Trying to take stock a bit, I’ve turned back to the things I’ve learnt about myself this year.
Some of my personal journey in ministry this year has been finding the place and rhythm of those creative spaces, through which I can set aside the pressure of parish life, feel I can rest in God’s presence, and experience the fruit of the spirit. Having a spiritual director to poke, prod and encourage me has been a ‘God-send’.
The creativity of the spaces seems to be incredibly important to me, something that is produced from my time with God… it might be the means of connecting with God, or the result of that connection, but the creativity is important.
One of the most useful places have been Alton Abbey, where my reflections might take some written form, and feed my ministry in some way, as in with my struggle to connect with the Honesty of the Cross prior to leading the Hour at the Cross. At the Abbey the atmosphere is one soaked in prayer, the offices, surrounded by beautiful scenery and… laughter (on arrival and at tea with the monks). I never fail to come back refreshed and smiling!
The other successful ‘creative space’ has been the complete focus of concentration in the act of fly-fishing, which brings with it a great sense of peace and joy – things that it took my spiritual director had to remind me are fruits of the spirit; my mind is relaxed in such a way as to return to the parish with fresh eyes, as well as importantly returning with food for the table!
Last week I read in the Church Times of the clergy of history who have on occasion neglected their flock for the river-bank. I’m no clergyperson, have no flock (though responsibilities to a flock) and no wish to neglect anyone, but I’m beginning to understand something of their compulsion to fish. There is a spiritual element to the excercise, and I was intrigued when reading with my husband about the idea of a ‘sixth-day ministry’ that he suggested I explore the idea of leading a fly-fishing retreat and the ideas of patience and preparation as being both those required for fly-fishing and ministry! Something to explore… I wonder if they’ll do a follow-up article on fishing ministers of the 21st Century?!
This last 3-4 weeks has seen none of this: I’ve not made it to Alton Abbey nor to a patch of still-water with a rod in my hand. I have missed both, and as I prepare to lead a Pentecost Service I fear that my lack of such creative space, in the face of the emotional needs of myself and others, may mean I don’t offer others the quality of connecting places with God that I know I’m capable of, and by which I seek to serve.
Pragmatically I know it can’t be helped, and I have at least spent a day with my husband at Lord’s … a great, if less spiritually fulfilling experience! However I know that I have a day at the Abbey booked for the end of the month, but it is good to acknowledge that the recognition of need for creative spaces with God needs to be prioritised for me to fulfil my ministry.
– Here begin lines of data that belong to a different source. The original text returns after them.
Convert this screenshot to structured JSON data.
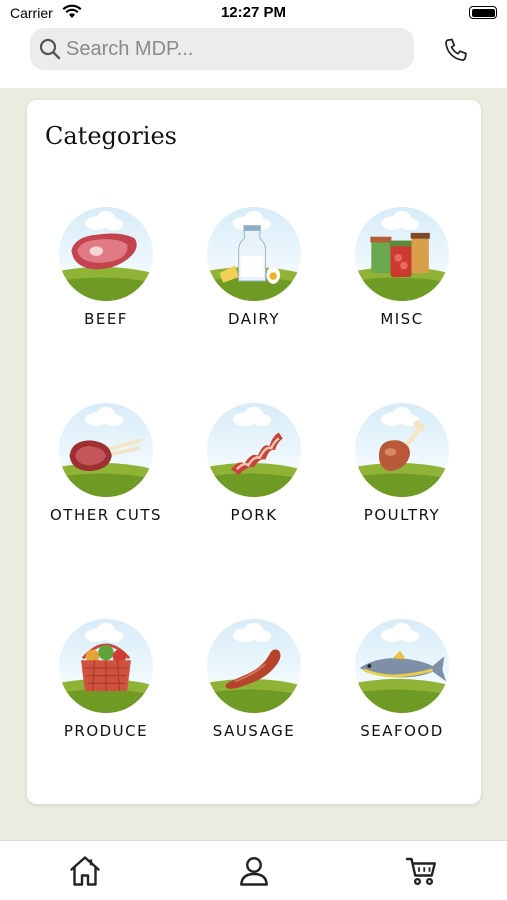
{
  "status_bar": {
    "carrier": "Carrier",
    "time": "12:27 PM"
  },
  "search": {
    "placeholder": "Search MDP..."
  },
  "card": {
    "title": "Categories",
    "categories": [
      {
        "label": "BEEF",
        "icon": "beef-steak-icon"
      },
      {
        "label": "DAIRY",
        "icon": "milk-bottle-icon"
      },
      {
        "label": "MISC",
        "icon": "jars-icon"
      },
      {
        "label": "OTHER CUTS",
        "icon": "rack-of-lamb-icon"
      },
      {
        "label": "PORK",
        "icon": "bacon-icon"
      },
      {
        "label": "POULTRY",
        "icon": "chicken-leg-icon"
      },
      {
        "label": "PRODUCE",
        "icon": "vegetable-basket-icon"
      },
      {
        "label": "SAUSAGE",
        "icon": "sausage-icon"
      },
      {
        "label": "SEAFOOD",
        "icon": "fish-icon"
      }
    ]
  },
  "tab_bar": {
    "tabs": [
      "home-icon",
      "profile-icon",
      "cart-icon"
    ]
  }
}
There are also still other forms of creative spaces I suspect I can make the most of, spending more time in the garden and returning to the silk-painting, but those are creative spaces at home, and at present I feel more freedom to meet with God when I am away from the phone and the computer!
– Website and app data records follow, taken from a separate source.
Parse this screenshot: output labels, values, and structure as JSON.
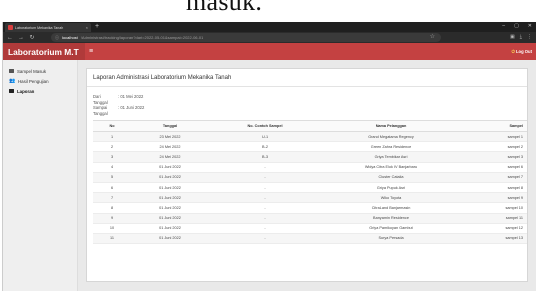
{
  "caption": {
    "fragment": "masuk."
  },
  "browser": {
    "tab_title": "Laboratorium Mekanika Tanah",
    "url_host": "localhost",
    "url_path": "/Administrasi/tracking/laporan?dari=2022-05-01&sampai=2022-06-01",
    "newtab_symbol": "+",
    "close_symbol": "×"
  },
  "app": {
    "brand": "Laboratorium M.T",
    "logout_label": "Log Out"
  },
  "sidebar": {
    "items": [
      {
        "label": "Sampel Masuk",
        "icon": "inbox-icon"
      },
      {
        "label": "Hasil Pengujian",
        "icon": "users-icon"
      },
      {
        "label": "Laporan",
        "icon": "report-icon"
      }
    ]
  },
  "report": {
    "title": "Laporan Administrasi Laboratorium Mekanika Tanah",
    "from_label": "Dari Tanggal",
    "from_value": ": 01 Mei 2022",
    "to_label": "Sampai Tanggal",
    "to_value": ": 01 Juni 2022",
    "columns": [
      "No",
      "Tanggal",
      "No. Contoh Sampel",
      "Nama Pelanggan",
      "Sampel"
    ],
    "rows": [
      [
        "1",
        "23 Mei 2022",
        "U-1",
        "Grand Megatama Regency",
        "sampel 1"
      ],
      [
        "2",
        "24 Mei 2022",
        "B-2",
        "Green Zahra Residence",
        "sampel 2"
      ],
      [
        "3",
        "24 Mei 2022",
        "B-3",
        "Griya Tembikar Asri",
        "sampel 3"
      ],
      [
        "4",
        "01 Juni 2022",
        "-",
        "Widya Citra Elok IV Banjarbaru",
        "sampel 6"
      ],
      [
        "5",
        "01 Juni 2022",
        "-",
        "Cluster Catalia",
        "sampel 7"
      ],
      [
        "6",
        "01 Juni 2022",
        "-",
        "Griya Pupuk Asri",
        "sampel 8"
      ],
      [
        "7",
        "01 Juni 2022",
        "-",
        "Wiko Toyota",
        "sampel 9"
      ],
      [
        "8",
        "01 Juni 2022",
        "-",
        "CitraLand Banjarmasin",
        "sampel 10"
      ],
      [
        "9",
        "01 Juni 2022",
        "-",
        "Banyamin Residence",
        "sampel 11"
      ],
      [
        "10",
        "01 Juni 2022",
        "-",
        "Griya Pamikoyan Gambut",
        "sampel 12"
      ],
      [
        "11",
        "01 Juni 2022",
        "-",
        "Surya Persada",
        "sampel 13"
      ]
    ]
  }
}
Theoreo means, in New Testament Greek, to wonder, ponder, or 'chew over.' Theore0's are my reflections on current issues, facing the Church and Christians. I frequently consider issues such as the relationship between faith and economic life, Christianity and leadership and, other ethical issues. Many of these issues are covered in a book I co-edited called Theonomics (available either through Amazon or direct from Sacristy Press). All views are my own. I aim to provoke and stimulate wider debate, for the common good and hope not to offend.